¶29 As a final matter, we note that Lor has also argued that he should be resentenced because “his sentence is disproportionate to those imposed on other Hmong men who have married, and fathered children with, women under the age of 16.” While Lor states that he “pointed the [t]rial [c]ourt to two other cases which were discussed during sentencing in which Hmong men had married underage Hmong women and, while there certainly was a technical violation of the law, the violation required only probation,” Lor does not point this court to any such cases—Lor cites no authority for his argument in his brief—nor does he tell us where in the record these cases might be, or why the defendants in those cases are in any way factually similar to his case. See State v. Pettit, 171 Wis. 2d 627, 646-47, 492 N.W.2d 633 (Ct. App. 1992) (we do not decide arguments that are inadequately briefed or unsupported by references to legal authority). Therefore, we reject this argument as inadequately developed, and further note that in any event, we are satisfied that the trial court properly exercised its discretion in sentencing Lor. See, e.g., Gallion, 270 Wis. 2d 535, ¶¶39-46.
By the Court.—Judgment and order affirmed.
Not recommended for publication in the official reports.
 The incidents precipitating Lor’s criminal charges and convictions occurred at varying times between 1991 and 2007, and the dates provided for each offense are approximations rather than specific dates. The judgments of conviction do not indicate what version(s) of the Wisconsin Statutes under which Lor was convicted, although from the court’s research on the matter, the statutes at issue have not changed from 1991 to the present. Therefore, all statutory references in this opinion are to the 2009-10 version unless otherwise noted.
 We note that Lor appears to have been sentenced under the indeterminate scheme that predates the current truth-in-sentencing scheme. Wisconsin’s sentencing structure changed in June 1998 when the Legislature enacted Truth-in-Sentencing Part I, 1997 Wis. Act 283, which abandoned Wisconsin’s indeterminate sentencing system in favor of a truth-in-sentencing regime. See State v. Brown, 2006 WI 131, ¶31, 298 Wis. 2d 37, 725 N.W.2d 262; 1997 Wis. Act 283.
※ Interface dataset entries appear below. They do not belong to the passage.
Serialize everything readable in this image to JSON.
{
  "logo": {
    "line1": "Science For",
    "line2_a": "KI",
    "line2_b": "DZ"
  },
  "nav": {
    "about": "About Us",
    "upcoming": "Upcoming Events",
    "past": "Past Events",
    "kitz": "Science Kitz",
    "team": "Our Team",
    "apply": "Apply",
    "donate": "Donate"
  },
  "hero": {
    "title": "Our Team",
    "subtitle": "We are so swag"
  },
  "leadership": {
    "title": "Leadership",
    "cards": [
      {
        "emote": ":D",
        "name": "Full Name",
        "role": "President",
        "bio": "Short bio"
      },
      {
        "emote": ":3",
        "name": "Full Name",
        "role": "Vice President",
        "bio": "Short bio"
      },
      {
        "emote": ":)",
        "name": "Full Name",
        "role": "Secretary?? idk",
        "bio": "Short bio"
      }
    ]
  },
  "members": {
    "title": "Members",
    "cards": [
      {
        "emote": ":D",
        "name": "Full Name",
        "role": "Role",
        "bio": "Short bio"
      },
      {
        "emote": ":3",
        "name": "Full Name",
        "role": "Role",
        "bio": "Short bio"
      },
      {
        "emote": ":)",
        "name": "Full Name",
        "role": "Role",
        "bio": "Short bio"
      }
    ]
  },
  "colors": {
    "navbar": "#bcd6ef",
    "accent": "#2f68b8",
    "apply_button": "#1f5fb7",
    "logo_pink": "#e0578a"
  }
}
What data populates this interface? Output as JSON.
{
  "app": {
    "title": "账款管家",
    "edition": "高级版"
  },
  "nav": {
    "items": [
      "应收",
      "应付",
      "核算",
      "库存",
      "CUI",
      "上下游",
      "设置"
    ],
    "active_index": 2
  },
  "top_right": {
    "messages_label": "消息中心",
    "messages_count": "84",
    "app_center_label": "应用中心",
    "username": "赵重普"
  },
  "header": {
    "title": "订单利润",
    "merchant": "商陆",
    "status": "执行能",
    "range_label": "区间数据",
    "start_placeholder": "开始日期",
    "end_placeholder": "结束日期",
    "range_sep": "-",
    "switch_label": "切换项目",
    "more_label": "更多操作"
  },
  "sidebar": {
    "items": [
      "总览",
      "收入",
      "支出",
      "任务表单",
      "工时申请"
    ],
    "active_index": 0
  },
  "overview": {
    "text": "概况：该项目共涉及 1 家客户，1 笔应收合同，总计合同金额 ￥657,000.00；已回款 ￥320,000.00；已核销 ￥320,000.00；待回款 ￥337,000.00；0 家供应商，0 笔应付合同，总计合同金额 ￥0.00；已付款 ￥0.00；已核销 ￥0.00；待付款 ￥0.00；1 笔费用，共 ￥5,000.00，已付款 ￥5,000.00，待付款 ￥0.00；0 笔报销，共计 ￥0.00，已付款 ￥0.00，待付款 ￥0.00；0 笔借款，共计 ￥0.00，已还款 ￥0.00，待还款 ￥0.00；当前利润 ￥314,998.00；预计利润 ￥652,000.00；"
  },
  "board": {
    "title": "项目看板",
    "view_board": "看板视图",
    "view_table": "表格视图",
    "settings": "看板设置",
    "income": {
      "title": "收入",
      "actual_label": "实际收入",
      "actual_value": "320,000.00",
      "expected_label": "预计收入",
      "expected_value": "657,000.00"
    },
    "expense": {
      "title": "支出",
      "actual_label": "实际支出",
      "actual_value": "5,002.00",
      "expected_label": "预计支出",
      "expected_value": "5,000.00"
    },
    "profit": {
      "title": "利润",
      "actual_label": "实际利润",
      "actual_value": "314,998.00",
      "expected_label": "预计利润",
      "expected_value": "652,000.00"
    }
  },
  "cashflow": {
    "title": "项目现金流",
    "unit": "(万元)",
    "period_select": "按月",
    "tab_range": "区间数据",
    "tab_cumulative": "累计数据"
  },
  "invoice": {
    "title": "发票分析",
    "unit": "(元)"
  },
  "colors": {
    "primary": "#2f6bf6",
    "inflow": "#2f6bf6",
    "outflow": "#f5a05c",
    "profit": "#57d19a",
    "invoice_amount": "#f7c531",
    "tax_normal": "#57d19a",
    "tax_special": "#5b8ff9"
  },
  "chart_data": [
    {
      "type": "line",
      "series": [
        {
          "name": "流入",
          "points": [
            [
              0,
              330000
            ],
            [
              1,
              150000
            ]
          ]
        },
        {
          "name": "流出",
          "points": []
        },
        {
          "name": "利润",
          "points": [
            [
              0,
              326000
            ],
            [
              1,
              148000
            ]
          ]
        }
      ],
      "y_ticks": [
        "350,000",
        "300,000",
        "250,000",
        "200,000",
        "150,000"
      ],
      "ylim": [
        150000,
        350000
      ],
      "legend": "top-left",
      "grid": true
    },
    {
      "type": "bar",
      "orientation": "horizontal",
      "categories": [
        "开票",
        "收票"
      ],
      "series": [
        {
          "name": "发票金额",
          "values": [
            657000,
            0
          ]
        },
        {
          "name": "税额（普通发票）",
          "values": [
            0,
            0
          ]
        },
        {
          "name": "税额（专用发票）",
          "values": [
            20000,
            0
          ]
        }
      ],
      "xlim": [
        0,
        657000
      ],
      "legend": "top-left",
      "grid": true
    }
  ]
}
 Hearings considering the admissibility of confessions are known as Miranda-Goodchild hearings after Miranda v. Arizona, 384 U.S. 436 (1966), and State ex rel. Goodchild v. Burke, 27 Wis. 2d 244, 133 N.W.2d 753 (1965). See State v. Jiles, 2003 WI 66, ¶25, 262 Wis. 2d 457, 663 N.W.2d 798.